College students in the U.S. have faced severe financial challenges, throughout the pandemic and remain a highly researched demographic for investigating financial behaviors and decision-making (Robb & Chy, 2023). From a societal context, college-aged adults have sought financial guidance from their families and peers to learn about financial matters to make informed financial decisions. Using financial socialization theory and the theory of household consumption behavior, we examined the antecedents of financial behavior and the mediating role of financial knowledge on financial socialization and financial behavior. Students also face different financial socialization in their upbringings about financial matters that explain their financial behaviors (Antoni et al., 2019). Family and social factors such as income, financial attitudes, and financial behaviors may influence college students' attitudes, knowledge, and behaviors about financial matters (Serido et al., 2015). Using a cross-sectional survey in a public, state institution from the Texas Panhandle in the U.S., we analyzed data from 207 participants using a Qualtrics survey shortly after the COVID-19 pandemic. Results provide evidence that financial socialization and subjective financial knowledge are related to financial behavior. Findings supported the mediating effect of objective and subjective financial knowledge on the relationship between financial socialization and financial behavior. Additionally, household spending had a moderator effect on the relationship between objective knowledge and financial behavior. The current study also provides implications for education and financial stakeholders working with college students.

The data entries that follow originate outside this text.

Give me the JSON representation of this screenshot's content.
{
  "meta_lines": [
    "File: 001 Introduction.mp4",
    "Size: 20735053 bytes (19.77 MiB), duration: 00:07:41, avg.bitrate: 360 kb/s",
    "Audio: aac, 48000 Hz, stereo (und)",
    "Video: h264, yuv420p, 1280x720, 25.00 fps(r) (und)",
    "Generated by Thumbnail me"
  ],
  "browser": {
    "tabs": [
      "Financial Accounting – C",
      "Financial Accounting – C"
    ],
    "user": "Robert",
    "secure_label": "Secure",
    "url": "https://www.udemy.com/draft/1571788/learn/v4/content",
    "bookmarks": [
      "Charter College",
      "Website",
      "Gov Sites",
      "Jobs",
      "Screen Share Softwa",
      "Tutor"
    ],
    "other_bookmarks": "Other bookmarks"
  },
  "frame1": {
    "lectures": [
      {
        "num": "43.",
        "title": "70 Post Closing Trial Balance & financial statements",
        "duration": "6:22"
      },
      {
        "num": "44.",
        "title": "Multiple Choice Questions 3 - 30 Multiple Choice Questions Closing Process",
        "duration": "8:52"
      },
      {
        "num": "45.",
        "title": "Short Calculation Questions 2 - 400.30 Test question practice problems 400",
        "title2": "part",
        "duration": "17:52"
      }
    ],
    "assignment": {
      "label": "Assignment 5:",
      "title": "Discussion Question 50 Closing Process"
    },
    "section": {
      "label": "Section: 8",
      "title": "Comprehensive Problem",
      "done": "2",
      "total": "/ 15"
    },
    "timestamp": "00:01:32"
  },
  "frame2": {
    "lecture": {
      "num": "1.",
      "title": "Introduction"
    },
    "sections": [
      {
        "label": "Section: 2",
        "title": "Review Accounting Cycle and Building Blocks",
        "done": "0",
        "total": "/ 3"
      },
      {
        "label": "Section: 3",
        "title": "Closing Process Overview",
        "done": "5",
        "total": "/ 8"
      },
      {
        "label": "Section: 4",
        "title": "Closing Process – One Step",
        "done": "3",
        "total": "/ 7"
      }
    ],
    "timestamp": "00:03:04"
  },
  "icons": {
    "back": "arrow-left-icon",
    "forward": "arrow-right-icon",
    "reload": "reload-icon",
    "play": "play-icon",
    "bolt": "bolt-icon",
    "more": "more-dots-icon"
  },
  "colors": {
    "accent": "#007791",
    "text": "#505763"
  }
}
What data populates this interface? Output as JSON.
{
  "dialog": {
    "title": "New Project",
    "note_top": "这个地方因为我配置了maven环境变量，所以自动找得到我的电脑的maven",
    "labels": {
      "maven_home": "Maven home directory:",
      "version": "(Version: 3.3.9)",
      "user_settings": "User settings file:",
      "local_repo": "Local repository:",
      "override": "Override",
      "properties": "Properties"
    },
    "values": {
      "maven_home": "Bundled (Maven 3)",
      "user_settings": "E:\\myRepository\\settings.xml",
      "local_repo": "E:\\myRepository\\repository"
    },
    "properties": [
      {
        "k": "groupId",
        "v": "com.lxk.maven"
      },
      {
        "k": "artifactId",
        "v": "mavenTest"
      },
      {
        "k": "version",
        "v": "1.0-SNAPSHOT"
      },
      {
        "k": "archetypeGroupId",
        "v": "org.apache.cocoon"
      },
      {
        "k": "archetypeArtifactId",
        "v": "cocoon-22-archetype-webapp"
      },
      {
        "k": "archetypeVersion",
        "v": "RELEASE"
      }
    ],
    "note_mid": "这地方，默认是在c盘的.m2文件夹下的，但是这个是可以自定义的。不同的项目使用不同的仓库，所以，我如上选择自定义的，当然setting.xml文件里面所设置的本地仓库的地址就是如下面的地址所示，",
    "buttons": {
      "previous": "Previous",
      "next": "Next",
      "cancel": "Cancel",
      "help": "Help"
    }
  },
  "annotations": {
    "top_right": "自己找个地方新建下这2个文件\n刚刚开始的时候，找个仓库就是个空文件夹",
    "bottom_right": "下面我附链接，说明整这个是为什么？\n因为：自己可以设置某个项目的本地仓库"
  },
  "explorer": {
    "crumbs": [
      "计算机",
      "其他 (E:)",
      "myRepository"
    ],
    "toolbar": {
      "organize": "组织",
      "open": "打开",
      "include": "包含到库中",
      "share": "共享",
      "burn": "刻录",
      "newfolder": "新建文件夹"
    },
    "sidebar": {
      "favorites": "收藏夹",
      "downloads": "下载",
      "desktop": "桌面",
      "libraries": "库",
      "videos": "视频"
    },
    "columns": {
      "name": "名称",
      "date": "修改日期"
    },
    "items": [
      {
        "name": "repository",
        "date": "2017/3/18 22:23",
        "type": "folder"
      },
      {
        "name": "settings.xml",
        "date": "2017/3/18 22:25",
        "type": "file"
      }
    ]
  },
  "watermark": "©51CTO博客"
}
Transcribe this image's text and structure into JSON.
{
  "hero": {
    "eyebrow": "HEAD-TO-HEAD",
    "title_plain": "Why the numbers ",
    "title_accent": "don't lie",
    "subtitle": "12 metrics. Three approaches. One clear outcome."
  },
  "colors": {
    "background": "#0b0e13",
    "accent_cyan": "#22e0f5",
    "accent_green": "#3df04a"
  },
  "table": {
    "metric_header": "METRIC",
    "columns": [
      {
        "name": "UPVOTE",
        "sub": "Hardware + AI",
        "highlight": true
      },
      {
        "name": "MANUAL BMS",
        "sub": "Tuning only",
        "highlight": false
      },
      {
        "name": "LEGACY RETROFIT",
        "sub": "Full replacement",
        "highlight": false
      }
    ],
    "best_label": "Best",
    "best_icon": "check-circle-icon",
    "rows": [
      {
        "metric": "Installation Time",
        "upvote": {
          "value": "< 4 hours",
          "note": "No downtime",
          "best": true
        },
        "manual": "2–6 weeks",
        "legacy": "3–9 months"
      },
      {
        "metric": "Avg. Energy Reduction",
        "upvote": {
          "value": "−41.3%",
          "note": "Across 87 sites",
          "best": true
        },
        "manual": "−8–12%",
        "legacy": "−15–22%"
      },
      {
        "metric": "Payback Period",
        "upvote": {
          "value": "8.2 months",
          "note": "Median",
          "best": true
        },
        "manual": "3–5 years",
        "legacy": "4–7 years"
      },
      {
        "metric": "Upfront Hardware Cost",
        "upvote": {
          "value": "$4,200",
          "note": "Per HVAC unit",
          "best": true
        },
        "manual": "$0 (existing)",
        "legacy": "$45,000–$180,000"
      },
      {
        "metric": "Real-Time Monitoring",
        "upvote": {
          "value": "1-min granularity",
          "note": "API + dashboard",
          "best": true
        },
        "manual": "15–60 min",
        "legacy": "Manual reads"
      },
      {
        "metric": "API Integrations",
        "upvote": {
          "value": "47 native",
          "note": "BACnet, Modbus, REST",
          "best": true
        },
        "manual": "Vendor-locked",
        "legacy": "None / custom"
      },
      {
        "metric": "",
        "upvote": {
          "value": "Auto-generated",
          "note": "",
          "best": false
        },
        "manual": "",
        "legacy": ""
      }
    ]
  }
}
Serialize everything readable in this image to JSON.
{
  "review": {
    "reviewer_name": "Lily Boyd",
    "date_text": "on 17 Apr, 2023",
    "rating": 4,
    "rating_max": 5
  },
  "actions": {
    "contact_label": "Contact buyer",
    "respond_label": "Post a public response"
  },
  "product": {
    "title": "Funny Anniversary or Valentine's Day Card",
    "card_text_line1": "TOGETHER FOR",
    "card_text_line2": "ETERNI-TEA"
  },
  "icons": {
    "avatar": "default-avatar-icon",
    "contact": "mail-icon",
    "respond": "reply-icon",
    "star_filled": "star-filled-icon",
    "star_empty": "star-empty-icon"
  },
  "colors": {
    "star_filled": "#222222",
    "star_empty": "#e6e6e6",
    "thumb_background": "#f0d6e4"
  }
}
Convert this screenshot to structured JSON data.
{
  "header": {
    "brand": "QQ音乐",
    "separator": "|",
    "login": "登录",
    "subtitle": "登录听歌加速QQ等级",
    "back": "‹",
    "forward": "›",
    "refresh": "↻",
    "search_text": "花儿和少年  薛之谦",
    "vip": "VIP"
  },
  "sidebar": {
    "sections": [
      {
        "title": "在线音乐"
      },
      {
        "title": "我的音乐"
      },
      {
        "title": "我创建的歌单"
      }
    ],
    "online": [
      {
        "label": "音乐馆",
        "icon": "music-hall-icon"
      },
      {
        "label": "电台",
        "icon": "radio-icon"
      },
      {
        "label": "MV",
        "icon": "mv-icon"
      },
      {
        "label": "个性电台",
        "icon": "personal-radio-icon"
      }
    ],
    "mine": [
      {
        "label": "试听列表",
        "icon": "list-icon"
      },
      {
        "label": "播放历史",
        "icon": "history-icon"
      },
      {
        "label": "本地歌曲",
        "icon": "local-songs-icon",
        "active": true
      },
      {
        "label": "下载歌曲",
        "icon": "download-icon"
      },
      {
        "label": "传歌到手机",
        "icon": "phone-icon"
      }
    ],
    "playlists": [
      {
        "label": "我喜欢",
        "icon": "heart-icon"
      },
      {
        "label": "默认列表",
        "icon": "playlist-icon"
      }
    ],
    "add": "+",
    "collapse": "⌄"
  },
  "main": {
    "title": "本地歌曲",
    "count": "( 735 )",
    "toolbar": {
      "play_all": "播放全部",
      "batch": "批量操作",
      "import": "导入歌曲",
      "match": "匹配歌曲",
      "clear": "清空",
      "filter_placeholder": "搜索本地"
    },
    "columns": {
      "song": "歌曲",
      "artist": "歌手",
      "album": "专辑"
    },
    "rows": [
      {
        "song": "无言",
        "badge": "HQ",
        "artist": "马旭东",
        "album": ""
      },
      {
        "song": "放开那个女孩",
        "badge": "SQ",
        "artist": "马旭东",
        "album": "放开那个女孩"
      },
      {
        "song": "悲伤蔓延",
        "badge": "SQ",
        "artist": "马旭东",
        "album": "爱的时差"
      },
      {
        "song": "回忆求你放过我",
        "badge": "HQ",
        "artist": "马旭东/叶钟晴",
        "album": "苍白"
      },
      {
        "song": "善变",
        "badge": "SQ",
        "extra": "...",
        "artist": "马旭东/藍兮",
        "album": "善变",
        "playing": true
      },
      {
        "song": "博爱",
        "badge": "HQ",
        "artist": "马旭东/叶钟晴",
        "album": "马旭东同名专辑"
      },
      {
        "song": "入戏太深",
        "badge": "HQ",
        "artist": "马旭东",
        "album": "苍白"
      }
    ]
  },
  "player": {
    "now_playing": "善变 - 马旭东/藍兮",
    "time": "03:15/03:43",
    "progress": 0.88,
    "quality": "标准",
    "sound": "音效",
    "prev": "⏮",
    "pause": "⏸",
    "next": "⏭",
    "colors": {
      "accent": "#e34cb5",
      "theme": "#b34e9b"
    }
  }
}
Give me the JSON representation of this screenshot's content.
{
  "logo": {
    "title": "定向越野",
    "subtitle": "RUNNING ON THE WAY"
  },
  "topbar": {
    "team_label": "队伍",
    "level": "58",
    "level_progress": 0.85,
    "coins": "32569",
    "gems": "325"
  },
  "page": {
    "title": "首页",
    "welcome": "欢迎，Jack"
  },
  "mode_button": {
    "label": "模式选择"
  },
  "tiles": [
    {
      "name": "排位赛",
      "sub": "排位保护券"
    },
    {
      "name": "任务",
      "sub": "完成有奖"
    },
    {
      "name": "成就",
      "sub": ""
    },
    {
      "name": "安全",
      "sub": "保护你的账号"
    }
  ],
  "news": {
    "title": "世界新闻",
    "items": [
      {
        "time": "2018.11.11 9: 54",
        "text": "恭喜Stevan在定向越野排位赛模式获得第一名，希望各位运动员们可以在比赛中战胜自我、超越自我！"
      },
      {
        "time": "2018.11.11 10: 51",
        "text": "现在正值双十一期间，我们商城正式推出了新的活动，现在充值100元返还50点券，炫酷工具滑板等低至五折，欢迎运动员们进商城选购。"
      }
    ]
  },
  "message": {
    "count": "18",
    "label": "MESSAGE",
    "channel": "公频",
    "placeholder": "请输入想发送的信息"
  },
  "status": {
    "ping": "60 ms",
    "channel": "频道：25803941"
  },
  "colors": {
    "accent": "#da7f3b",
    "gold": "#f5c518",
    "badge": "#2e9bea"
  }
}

Description

College students in the U.S. have faced severe financial challenges, throughout the pandemic and remain a highly researched demographic for investigating financial behaviors and decision-making (Robb & Chy, 2023). From a societal context, college-aged adults have sought financial guidance from their families and peers to learn about financial matters to make informed financial decisions. Using financial socialization theory and the theory of household consumption behavior, we examined the antecedents of financial behavior and the mediating role of financial knowledge on financial socialization and financial behavior. Students also face different financial socialization in their upbringings about financial matters that explain their financial behaviors (Antoni et al., 2019). Family and social factors such as income, financial attitudes, and financial behaviors may influence college students' attitudes, knowledge, and behaviors about financial matters (Serido et al., 2015). Using a cross-sectional survey in a public, state institution from the Texas Panhandle in the U.S., we analyzed data from 207 participants using a Qualtrics survey shortly after the COVID-19 pandemic.

Keywords

2024 Faculty and Student Research Poster Session and Research Fair, West Texas A&M University, College of Business, Poster, Financial socialization theory, Theory of household consumption behavior, Financial socialization, Financial behavior

Citation